### Work to be completed
For the listing below, how many lines contain the word "input"? Answer with only that figure.

### Dataset records
• • • • •

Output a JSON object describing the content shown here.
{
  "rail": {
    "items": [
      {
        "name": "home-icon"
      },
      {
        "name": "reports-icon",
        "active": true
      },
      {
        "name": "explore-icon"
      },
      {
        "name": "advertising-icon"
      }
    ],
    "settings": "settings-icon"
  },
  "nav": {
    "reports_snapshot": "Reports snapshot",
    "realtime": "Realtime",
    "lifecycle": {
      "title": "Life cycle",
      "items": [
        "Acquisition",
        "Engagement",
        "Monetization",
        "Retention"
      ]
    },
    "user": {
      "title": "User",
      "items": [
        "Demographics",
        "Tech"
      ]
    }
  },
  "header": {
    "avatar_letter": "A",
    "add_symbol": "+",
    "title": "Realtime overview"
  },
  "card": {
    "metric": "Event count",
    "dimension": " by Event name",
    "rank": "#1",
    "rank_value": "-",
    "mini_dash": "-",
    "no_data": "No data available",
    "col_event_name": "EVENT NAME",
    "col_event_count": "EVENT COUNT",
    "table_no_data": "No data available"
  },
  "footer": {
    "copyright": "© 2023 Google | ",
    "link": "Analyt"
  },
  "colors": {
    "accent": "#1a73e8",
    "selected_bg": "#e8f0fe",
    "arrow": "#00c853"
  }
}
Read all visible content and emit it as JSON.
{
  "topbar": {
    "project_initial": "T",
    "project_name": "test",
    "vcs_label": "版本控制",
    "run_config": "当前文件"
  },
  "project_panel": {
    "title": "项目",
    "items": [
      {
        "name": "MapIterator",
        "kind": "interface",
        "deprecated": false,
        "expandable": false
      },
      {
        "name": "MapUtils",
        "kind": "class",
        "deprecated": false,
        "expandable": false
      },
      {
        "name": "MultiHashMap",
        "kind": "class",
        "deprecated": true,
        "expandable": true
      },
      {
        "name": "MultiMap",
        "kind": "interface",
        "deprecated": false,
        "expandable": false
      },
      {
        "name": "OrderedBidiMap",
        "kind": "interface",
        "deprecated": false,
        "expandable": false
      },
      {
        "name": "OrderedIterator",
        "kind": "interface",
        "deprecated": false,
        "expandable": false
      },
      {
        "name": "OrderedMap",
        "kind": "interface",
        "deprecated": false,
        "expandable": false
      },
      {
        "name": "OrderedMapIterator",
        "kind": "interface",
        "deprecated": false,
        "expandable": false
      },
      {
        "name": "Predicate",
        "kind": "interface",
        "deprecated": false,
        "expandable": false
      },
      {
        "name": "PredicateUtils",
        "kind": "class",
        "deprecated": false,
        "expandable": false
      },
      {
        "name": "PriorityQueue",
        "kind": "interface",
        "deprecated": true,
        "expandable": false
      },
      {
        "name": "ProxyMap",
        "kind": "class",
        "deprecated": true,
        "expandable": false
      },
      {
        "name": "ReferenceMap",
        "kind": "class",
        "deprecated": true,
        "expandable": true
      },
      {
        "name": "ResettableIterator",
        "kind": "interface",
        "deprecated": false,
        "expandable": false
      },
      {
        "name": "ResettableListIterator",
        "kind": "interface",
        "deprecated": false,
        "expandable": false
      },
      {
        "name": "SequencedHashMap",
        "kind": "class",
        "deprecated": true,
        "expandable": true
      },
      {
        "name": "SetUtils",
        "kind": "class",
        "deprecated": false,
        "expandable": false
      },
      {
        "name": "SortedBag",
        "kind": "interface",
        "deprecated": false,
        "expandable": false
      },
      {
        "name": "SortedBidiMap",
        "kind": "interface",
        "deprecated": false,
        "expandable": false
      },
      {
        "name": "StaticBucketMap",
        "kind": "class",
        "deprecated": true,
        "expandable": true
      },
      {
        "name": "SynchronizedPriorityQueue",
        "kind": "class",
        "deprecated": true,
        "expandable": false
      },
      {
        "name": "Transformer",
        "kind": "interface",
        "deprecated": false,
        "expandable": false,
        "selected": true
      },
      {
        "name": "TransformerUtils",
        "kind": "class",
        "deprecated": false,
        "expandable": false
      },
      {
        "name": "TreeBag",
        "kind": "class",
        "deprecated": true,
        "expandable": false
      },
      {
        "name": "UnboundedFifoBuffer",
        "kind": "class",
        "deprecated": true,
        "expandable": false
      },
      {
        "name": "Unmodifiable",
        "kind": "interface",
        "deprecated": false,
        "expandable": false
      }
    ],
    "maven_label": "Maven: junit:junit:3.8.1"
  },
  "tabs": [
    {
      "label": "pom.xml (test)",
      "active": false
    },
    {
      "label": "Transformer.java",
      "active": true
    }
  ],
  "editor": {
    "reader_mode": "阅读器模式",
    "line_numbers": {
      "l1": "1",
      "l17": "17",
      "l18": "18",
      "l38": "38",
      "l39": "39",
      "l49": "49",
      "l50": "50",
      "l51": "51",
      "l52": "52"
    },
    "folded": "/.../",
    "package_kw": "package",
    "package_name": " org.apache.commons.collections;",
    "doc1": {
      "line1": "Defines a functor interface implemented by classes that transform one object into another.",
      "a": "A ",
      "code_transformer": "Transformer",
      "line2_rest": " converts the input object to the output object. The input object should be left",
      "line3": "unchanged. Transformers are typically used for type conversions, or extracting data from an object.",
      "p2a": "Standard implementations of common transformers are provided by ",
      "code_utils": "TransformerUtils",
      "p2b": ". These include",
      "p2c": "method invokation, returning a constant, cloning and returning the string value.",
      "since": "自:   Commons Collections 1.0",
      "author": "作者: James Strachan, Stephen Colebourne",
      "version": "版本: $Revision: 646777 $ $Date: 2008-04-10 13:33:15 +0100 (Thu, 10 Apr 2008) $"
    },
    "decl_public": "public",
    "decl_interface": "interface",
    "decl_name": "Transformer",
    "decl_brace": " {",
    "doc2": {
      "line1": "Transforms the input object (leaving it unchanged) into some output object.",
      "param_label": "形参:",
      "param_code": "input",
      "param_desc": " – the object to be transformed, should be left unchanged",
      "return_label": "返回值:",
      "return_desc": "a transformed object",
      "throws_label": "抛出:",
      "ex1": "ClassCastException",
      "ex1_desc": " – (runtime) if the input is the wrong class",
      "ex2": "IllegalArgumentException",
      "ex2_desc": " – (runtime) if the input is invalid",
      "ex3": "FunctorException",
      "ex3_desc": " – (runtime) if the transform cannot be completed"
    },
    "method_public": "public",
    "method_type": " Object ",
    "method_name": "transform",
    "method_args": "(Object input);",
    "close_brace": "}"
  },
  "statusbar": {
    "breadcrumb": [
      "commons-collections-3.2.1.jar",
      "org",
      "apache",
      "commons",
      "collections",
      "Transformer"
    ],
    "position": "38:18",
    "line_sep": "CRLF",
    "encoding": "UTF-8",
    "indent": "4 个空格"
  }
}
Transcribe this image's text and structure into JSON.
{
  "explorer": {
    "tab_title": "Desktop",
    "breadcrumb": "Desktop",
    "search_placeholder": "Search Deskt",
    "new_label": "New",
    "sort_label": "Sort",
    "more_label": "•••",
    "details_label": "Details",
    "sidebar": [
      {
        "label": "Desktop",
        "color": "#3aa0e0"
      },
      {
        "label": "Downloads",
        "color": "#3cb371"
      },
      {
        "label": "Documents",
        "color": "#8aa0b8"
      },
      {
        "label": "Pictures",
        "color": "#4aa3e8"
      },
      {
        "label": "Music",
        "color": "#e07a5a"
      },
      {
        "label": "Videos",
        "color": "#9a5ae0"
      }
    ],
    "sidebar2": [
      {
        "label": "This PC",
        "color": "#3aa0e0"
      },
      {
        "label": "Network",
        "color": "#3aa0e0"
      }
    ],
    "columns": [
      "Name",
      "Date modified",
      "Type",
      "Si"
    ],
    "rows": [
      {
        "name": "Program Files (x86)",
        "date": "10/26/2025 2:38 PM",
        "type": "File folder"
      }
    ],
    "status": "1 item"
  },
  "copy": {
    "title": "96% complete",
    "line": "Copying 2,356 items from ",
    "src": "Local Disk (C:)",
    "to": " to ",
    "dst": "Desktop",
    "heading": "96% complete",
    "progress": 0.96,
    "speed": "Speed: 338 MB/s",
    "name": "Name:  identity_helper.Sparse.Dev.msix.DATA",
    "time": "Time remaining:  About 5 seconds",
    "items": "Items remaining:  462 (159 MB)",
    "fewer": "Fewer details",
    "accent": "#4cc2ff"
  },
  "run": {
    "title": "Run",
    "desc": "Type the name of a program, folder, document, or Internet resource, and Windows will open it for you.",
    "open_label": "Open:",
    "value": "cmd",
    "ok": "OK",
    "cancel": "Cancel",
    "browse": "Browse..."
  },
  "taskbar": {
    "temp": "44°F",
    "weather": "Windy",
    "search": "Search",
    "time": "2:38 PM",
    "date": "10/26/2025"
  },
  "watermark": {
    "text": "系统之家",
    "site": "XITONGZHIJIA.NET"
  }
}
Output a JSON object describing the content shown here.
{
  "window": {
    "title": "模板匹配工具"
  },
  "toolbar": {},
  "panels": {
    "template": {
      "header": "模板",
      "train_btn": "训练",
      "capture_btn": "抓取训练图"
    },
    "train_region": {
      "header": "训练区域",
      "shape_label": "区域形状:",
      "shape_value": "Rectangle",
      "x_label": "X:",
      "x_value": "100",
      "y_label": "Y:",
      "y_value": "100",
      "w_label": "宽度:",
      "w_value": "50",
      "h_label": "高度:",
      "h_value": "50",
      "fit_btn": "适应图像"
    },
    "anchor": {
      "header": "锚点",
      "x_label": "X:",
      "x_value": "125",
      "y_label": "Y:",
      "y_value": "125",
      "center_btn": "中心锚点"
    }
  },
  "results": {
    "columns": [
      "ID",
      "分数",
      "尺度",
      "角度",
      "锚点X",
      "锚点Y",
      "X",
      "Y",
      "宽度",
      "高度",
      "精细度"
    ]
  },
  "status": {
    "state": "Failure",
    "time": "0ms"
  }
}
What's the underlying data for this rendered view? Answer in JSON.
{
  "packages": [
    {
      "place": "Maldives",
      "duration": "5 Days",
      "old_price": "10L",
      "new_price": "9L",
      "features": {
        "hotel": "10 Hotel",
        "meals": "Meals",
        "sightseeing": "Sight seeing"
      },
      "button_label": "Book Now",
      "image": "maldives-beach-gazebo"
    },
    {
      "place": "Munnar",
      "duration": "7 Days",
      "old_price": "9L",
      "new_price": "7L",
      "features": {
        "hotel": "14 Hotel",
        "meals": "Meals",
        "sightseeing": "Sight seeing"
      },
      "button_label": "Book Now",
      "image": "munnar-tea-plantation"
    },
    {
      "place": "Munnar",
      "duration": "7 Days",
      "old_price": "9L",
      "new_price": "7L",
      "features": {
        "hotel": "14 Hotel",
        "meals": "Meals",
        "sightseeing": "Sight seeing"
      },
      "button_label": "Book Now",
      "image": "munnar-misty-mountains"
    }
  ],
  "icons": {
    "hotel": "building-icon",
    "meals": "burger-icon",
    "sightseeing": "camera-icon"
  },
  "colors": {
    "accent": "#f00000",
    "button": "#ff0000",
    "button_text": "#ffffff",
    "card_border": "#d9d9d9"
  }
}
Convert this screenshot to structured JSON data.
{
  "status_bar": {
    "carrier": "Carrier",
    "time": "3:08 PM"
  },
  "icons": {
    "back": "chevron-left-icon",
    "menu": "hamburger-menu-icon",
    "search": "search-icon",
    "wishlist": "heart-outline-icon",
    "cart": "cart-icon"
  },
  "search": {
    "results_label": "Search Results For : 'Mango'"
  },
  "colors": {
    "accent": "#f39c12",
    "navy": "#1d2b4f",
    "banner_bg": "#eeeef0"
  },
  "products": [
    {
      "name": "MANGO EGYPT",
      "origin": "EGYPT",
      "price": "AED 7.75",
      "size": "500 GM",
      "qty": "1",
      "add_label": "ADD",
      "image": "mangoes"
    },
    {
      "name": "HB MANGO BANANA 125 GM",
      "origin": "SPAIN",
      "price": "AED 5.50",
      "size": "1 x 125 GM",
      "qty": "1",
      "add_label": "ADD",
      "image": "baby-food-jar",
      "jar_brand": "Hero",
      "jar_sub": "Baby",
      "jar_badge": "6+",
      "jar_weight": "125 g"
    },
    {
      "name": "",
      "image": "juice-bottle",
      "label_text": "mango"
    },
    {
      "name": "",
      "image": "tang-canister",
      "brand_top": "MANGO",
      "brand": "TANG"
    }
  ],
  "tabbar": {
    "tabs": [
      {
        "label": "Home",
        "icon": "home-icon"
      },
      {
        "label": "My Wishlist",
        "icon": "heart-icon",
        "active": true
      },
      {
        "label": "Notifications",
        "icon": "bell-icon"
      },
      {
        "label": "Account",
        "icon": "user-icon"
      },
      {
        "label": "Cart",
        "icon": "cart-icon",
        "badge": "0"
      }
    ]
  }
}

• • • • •

### Exercise solution
6